The three most common misconceptions about leadership
The most common misconceptions about leadership influence your way of thinking about yourself, your life and your everyday challenges. Do you recognise yourself in the following?
- “Leadership means dominating others” Your influence as a leader depends on many factors which vary from one situation and one person to another. Just a few of the many factors you need to take into account include the reliability of each team member, relationships in the group, the urgency of the situation and a person’s capacity successfully to complete tasks. Practising leadership means actively participating with others so that problems and decisions can be effectively resolved and acted on.
Of course, in a position of influence some people will attempt to dominate others. But leadership at high level focuses on influencing in the interest of the common goal rather than on a need for domination. If you believe that as a leader you must enforce dominance and power over others you’ll get unhappy results, manipulation and mistrust: the exact opposite of what will work for you and those around you to achieve results!
Do you regard yourself as a leader? No? When was the last time you had the opportunity to influence your colleagues, boss or spouse? Creating a work strategy for a client, developing an innovative solution, persevering despite a difficulty or even challenging an unexamined assumption, all need you to motivate yourself and those around you. Leadership extends to everybody; it’s not exclusive to people with the senior job titles.

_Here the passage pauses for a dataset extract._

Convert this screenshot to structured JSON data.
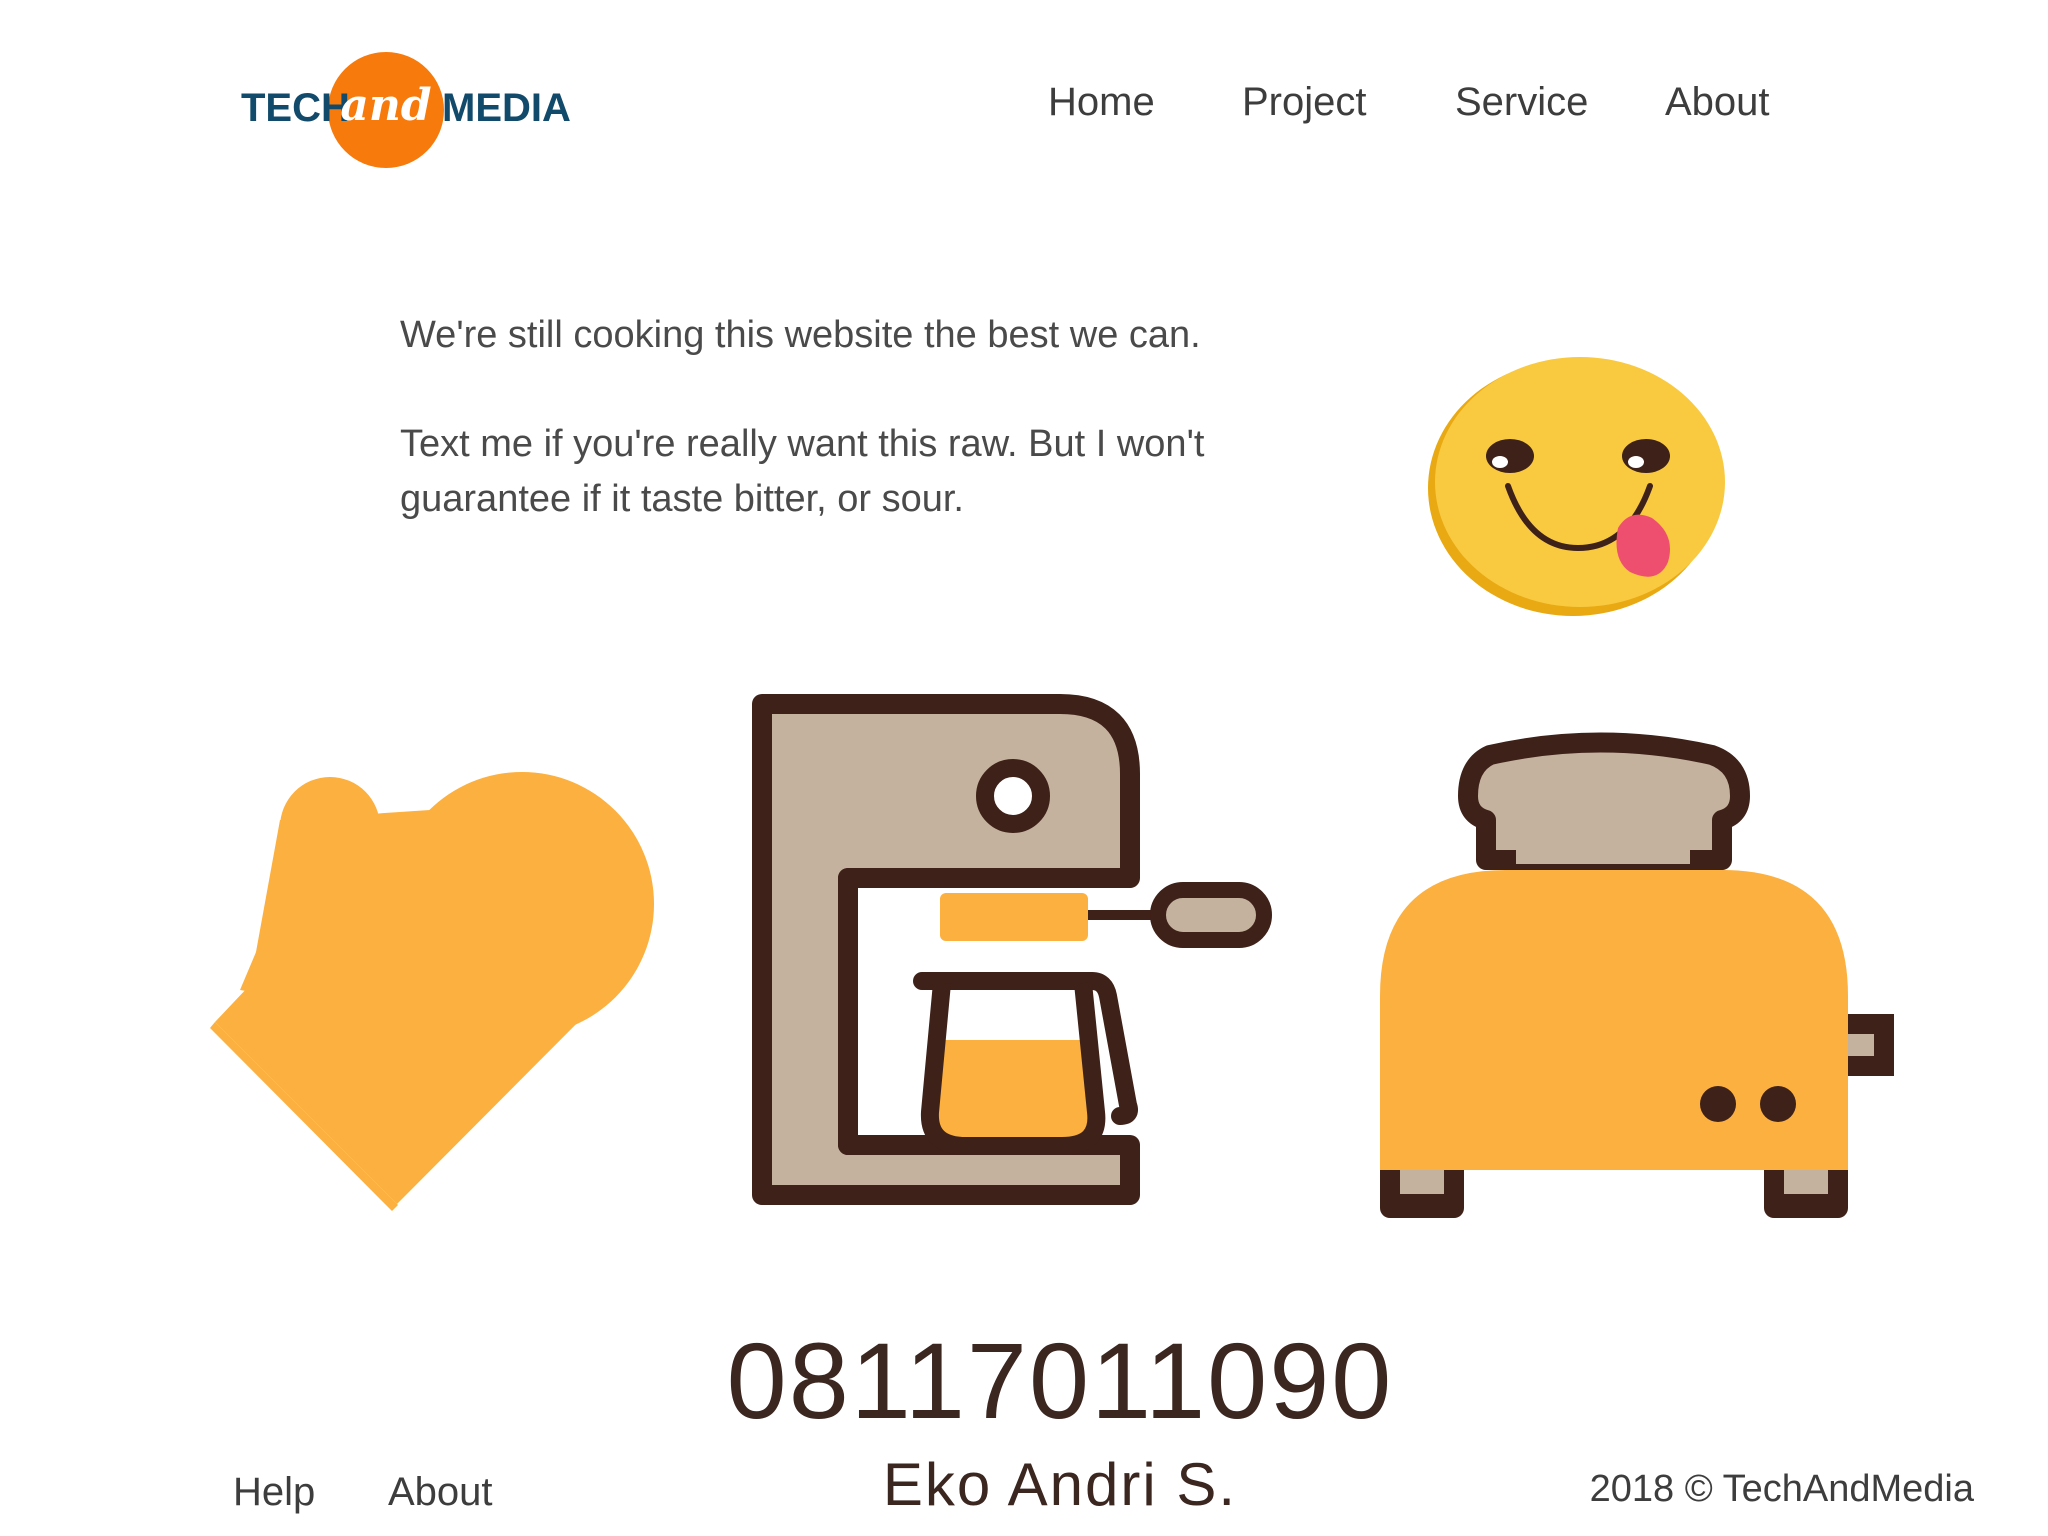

- “Leadership is a fundamental quality that you can’t develop” Do you divide the world into two categories of people: ‘leaders’ and ‘the rest’? The life story of most leaders provides an interesting insight. Though some people are inherently endowed with qualities related to leadership such as effective communication, self-confidence or a vigorous personality, leadership itself is not an innate quality. Just because some people have these qualities they may still not choose to provide leadership in everyday situations.
And the opposite is also true; if somebody lacks leadership-related qualities they can still develop an ability to mobilise and influence. Think of important historical figures such as Gandhi, who was extremely timid, or Winston Churchill, who initially had poor communication ability. Their leadership aptitude developed because of what they wanted to accomplish. Despite initial difficulties, they took initiative and risks to achieve their goal, inspiring thousands of followers in the process. They developed their leadership ability by reflecting on the present situation, possible scenarios for future situations, and on good and bad life experiences.

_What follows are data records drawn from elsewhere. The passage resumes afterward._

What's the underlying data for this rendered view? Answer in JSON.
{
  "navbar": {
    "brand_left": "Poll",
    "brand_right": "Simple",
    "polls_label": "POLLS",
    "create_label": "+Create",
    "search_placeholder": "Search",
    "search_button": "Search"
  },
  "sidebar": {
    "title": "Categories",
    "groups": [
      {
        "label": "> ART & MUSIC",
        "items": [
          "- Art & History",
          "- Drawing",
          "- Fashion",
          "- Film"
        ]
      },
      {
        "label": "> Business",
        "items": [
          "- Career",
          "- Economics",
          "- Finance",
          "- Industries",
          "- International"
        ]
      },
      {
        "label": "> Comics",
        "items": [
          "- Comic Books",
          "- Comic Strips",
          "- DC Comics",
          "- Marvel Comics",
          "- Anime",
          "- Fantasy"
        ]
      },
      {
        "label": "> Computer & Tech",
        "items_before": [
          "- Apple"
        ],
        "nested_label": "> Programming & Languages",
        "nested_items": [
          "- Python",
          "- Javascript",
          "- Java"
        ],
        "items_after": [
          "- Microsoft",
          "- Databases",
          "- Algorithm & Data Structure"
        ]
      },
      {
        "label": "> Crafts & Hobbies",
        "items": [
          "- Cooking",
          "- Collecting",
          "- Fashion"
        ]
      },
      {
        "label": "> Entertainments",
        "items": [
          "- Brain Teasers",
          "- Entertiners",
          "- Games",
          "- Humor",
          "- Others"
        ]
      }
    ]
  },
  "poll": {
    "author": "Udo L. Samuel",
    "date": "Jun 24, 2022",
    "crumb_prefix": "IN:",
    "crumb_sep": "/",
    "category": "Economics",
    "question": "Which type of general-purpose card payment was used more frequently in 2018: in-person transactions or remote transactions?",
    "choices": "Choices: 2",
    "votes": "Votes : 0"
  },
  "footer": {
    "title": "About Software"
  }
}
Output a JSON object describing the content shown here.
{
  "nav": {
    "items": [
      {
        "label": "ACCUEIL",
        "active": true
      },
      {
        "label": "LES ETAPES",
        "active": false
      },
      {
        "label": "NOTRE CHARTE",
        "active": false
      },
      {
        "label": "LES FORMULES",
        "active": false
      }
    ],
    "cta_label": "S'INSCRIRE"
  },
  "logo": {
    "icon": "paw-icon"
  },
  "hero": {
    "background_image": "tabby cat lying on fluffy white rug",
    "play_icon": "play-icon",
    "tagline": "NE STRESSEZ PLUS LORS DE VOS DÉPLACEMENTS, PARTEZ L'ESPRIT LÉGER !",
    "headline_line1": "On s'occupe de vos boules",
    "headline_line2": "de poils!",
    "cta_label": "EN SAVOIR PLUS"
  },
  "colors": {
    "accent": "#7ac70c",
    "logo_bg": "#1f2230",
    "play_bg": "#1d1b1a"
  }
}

Anyone who has the will can develop their leadership ability. So why wouldn’t you go for it? This brings us to the third misconception:
- “Leadership is difficult and exhausting” Developing your leadership ability means exerting a bigger impact in everyday situations and implies taking a bigger part in your own life. Sounds exhausting? On the contrary: notice that those who practise leadership effortlessly radiate energy. How come?
Compare leadership to physical activity. A sedentary individual (like me!) observing a professional tennis player like Rafael Nadal might believe him to be exhausting himself. But physical action actually provides him with a feeling of wellbeing and strength – in fact he’d miss hard activity if he didn’t practise it for any length of time. Practising leadership is the same.
If you are unwilling to step up to leadership, on the other hand, you wait on others to make decisions, putting yourself at their mercy without even attempting to voice your ideas and opinions. Sometimes people do this only in some situations, others may take this stance for an entire lifetime. Either way, far from being the easy option, letting yourself be influenced by others is hugely stressful and your mood can become permanently negative and passive.
Taking a risk in influencing and communicating with others to resolve a common problem and to find solutions stimulates your mind and lets others value your contributions. It also puts you in contact with others around you and leads to self-discovery. In other words, developing your leadership ability gives you a greater say in your everyday life and provides you with a feeling of wellbeing and achievement that you will find quickly surpasses any initial stress.
The source of personal energy and influence
These common misconceptions about leadership affect your everyday life, mood and energy levels. Developing your leadership ability by applying it in any situation and by taking part in group discussions about common challenges and goals can lead you to discover an unsurpassed personal source of energy and influence.
Indeed, why wouldn’t you go for it?
Adapted from The Three Most Common Misconceptions on Leadership by Edith Luc